Dell doesn't think like their users think. When you go to their website, the first question they ask is what kind of buyer you are: home, small business, large business, etc. I don't know what I am! I guess I'm a small business, but home systems are usually cheaper, and I usually like to buy top of the line PCs, so maybe I need the Big Business section. This distinction is completely lost on me.
I want a PC. What difference does it make whether I'm a home buyer or a small business buyer? I suspect that they are asking me this because they want to charge businesses more than homes, and large businesses even more. To defeat their system, I choose "home."

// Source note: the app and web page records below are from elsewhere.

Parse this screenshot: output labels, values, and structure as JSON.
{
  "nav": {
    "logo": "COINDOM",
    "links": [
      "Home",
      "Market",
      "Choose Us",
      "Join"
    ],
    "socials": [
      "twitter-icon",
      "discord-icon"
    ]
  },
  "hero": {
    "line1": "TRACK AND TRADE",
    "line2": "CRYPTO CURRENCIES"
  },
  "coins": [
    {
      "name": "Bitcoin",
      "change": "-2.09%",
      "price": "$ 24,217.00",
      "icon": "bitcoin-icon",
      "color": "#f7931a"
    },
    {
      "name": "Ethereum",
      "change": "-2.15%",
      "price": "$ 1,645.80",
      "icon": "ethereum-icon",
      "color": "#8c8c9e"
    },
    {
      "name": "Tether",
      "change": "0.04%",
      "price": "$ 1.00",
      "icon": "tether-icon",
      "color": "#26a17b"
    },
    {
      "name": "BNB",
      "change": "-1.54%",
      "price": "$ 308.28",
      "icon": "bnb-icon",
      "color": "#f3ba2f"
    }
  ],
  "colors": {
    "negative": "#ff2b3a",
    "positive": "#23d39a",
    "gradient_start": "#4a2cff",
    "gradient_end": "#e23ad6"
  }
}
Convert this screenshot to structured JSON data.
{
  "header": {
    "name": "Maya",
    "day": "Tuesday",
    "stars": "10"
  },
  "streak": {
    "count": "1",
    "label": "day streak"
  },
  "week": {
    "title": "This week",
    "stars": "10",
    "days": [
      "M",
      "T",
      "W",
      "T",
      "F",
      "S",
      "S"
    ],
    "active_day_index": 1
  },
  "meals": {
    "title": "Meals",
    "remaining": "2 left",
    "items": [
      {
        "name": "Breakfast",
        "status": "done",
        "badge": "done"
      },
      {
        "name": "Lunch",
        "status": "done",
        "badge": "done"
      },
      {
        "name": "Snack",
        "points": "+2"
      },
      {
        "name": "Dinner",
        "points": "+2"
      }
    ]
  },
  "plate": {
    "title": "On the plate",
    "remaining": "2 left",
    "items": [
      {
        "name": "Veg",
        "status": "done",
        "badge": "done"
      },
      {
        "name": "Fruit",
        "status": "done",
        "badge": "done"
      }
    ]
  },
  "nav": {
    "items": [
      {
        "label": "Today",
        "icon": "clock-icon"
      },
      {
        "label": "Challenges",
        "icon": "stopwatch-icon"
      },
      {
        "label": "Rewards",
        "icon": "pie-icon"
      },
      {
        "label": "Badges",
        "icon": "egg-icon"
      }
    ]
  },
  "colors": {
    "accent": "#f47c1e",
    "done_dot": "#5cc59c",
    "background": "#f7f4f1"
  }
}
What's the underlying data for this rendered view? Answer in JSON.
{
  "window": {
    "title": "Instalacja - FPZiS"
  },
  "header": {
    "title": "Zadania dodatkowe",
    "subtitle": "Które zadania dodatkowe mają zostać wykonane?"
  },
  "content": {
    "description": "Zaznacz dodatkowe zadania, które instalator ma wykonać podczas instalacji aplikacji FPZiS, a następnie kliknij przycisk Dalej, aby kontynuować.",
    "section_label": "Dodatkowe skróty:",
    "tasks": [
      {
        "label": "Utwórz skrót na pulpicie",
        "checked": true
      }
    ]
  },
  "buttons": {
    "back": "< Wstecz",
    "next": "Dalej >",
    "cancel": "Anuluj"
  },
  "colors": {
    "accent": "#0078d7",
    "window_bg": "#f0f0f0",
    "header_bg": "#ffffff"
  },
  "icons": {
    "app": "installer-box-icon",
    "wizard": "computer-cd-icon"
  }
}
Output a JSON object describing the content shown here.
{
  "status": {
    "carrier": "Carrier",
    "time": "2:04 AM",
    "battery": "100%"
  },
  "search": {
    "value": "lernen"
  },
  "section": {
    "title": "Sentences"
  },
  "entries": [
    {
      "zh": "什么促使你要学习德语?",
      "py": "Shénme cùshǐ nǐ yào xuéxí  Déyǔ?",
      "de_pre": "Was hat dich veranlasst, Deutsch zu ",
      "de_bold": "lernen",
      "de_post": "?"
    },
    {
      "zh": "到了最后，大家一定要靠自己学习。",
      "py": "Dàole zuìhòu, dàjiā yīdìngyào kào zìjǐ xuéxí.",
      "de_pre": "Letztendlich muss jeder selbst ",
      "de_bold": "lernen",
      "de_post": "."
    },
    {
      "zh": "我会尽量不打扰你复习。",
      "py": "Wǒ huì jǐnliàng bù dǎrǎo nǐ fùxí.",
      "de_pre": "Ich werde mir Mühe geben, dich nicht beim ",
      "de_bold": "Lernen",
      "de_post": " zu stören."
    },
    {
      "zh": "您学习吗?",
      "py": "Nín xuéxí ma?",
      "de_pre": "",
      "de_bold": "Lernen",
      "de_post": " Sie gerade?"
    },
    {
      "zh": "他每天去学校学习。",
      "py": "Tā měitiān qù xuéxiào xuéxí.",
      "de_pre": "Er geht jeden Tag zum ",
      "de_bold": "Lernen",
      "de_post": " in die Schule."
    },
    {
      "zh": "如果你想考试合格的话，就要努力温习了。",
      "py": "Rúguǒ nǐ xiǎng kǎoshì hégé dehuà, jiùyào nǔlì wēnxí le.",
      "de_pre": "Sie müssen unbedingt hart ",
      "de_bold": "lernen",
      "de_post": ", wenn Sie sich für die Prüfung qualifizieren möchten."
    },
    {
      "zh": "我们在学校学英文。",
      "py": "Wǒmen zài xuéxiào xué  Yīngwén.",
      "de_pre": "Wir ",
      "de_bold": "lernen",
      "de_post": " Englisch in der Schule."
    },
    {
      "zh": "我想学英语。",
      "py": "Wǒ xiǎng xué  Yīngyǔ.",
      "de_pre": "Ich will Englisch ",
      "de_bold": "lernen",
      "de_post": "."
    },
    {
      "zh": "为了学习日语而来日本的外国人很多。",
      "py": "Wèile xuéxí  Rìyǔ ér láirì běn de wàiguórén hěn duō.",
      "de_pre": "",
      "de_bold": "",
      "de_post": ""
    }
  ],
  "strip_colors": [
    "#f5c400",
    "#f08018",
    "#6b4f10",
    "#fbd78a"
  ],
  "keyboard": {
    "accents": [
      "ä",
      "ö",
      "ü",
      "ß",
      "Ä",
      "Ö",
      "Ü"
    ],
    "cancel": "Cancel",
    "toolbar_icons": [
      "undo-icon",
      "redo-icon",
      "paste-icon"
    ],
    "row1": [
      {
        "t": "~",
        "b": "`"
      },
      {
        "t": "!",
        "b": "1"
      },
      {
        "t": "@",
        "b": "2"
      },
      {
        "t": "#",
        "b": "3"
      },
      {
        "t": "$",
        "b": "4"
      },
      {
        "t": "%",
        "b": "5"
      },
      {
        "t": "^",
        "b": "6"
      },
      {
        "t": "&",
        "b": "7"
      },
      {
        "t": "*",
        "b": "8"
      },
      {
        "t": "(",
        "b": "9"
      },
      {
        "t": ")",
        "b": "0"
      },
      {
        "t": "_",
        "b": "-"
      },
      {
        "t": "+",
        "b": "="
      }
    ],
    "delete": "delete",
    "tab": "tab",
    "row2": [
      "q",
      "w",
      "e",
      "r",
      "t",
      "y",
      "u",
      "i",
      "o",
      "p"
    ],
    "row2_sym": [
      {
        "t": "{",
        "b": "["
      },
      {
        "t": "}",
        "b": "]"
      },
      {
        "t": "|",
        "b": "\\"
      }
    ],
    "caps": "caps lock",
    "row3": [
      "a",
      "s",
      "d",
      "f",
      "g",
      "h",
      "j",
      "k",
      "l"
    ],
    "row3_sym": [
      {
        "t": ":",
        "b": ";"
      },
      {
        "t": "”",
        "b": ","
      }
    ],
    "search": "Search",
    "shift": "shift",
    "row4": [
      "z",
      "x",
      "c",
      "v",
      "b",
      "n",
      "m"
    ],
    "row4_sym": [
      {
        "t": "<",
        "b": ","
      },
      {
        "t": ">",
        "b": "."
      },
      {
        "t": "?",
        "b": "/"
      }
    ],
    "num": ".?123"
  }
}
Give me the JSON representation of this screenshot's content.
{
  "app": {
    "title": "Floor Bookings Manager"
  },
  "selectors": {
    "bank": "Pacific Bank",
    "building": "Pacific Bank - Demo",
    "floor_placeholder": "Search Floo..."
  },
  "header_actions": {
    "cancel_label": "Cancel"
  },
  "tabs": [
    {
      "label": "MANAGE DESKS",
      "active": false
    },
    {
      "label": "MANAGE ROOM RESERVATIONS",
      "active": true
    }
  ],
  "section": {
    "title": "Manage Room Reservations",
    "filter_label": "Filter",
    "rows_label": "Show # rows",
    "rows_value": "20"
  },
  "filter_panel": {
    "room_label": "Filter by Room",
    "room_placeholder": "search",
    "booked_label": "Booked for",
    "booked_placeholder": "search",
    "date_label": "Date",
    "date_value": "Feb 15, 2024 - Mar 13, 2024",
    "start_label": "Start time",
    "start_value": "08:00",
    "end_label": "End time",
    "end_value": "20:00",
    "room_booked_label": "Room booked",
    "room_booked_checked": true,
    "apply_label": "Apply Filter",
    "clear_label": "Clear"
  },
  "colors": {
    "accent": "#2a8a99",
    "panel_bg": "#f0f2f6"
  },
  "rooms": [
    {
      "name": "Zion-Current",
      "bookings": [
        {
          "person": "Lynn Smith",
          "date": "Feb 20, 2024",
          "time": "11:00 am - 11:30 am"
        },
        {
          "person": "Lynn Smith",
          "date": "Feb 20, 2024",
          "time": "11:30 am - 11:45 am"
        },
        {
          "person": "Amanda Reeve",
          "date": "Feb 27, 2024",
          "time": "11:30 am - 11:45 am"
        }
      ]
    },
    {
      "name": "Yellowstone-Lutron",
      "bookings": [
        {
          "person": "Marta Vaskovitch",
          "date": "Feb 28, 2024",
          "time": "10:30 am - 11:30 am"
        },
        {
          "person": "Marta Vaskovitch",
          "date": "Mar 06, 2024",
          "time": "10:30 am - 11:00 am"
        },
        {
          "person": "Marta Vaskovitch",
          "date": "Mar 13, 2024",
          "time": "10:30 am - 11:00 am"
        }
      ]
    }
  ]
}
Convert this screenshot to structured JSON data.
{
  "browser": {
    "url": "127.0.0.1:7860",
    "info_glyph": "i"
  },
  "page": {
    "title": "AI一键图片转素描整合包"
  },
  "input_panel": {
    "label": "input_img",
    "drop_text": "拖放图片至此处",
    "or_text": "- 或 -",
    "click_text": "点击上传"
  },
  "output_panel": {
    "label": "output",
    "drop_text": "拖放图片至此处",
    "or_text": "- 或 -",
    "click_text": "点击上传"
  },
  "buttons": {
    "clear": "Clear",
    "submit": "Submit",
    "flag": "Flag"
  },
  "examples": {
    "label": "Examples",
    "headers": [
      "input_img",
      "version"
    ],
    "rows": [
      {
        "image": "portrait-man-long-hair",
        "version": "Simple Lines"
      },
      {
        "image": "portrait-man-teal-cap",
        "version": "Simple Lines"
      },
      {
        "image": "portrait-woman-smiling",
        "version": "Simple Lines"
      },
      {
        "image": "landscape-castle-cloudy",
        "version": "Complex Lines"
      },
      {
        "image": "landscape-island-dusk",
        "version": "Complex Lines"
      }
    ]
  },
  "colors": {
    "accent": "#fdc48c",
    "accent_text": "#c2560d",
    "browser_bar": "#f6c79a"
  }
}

Suppose I want a PC to run Linux. (I do, actually, need a small, cheap Linux server). There's no way to search for computers that come with Linux as an option. In fact, if you click on the "Search" button and type "Linux," the very first link you get is for something called: "Air Force - Dell and Linux", some kind of page targetted to buyers in the US Air Force. Very strange.
There's a link there on the USAF page to "Dell and Red Hat Alliance." I tried it, hoping it would get me out of the Air Force zone. Indeed it did, but all it had was a list of press releases. Thanks, guys, I'm trying to buy a computer here.
And in fact, what I really want is a Linux computer in a small form factor. We don't have much room and I hardly ever need expansion cards. How do I tell Dell's dang web site that I want a small form factor Linux machine?
The only way to really find systems that run Linux is to try configuring a bunch of different systems until you find a system that happens to have Linux as one of the OS options in the dropdown box.
If Dell is really "building one for me," I don't see why there are so many confusing product lines and why Dell insists on putting their customers into little boxes based on their arbitrary distinctions. I'm sure it made sense for Michael Dell to organize his executives according to target markets, but it makes no sense to organize the web site this way.
The first principle of usability says that you have to bring the program model in line with the user model. Figure out what the user expects to see on the first page, and make that the first page.
Look at Apple's hardware page. This makes sense. There's a list of computers down the side.Or the IBM Thinkpad site. As soon as you click "Browse", you see an organized list describing the main models and their key differences.
As for search, it's no longer good enough to rely on crappy old mechanical search engines. At the very least, your search engine must look for common keywords, trademarks, your own damn brand names, and provide a reasonable answer. Search for "Thinkpad" on the IBM website, and you go to the Thinkpad homepage. Search for "Linux" and you go to IBM's Linux website. But if you search for "Linux" at Dell, you wind up deep inside the site for US Air Force buyers, which is almost certainly wrong.
You’re reading Joel on Software, stuffed with years and years of completely raving mad articles about software development, managing software teams, designing user interfaces, running successful software companies, and rubber duckies.
I’m Joel Spolsky, co-founder of Fog Creek Software, a New York company that proves that you can treat programmers well and still be highly profitable. Programmers get private offices, free lunch, and work 40 hours a week. Customers only pay for software if they’re delighted. We make Trello, which lets you organize anything, together, FogBugz, enlightened issue tracking software for bug tracking, and Kiln, which provides distributed version control and code reviews. I’m also the co-founder and CEO of Stack Exchange. More about me.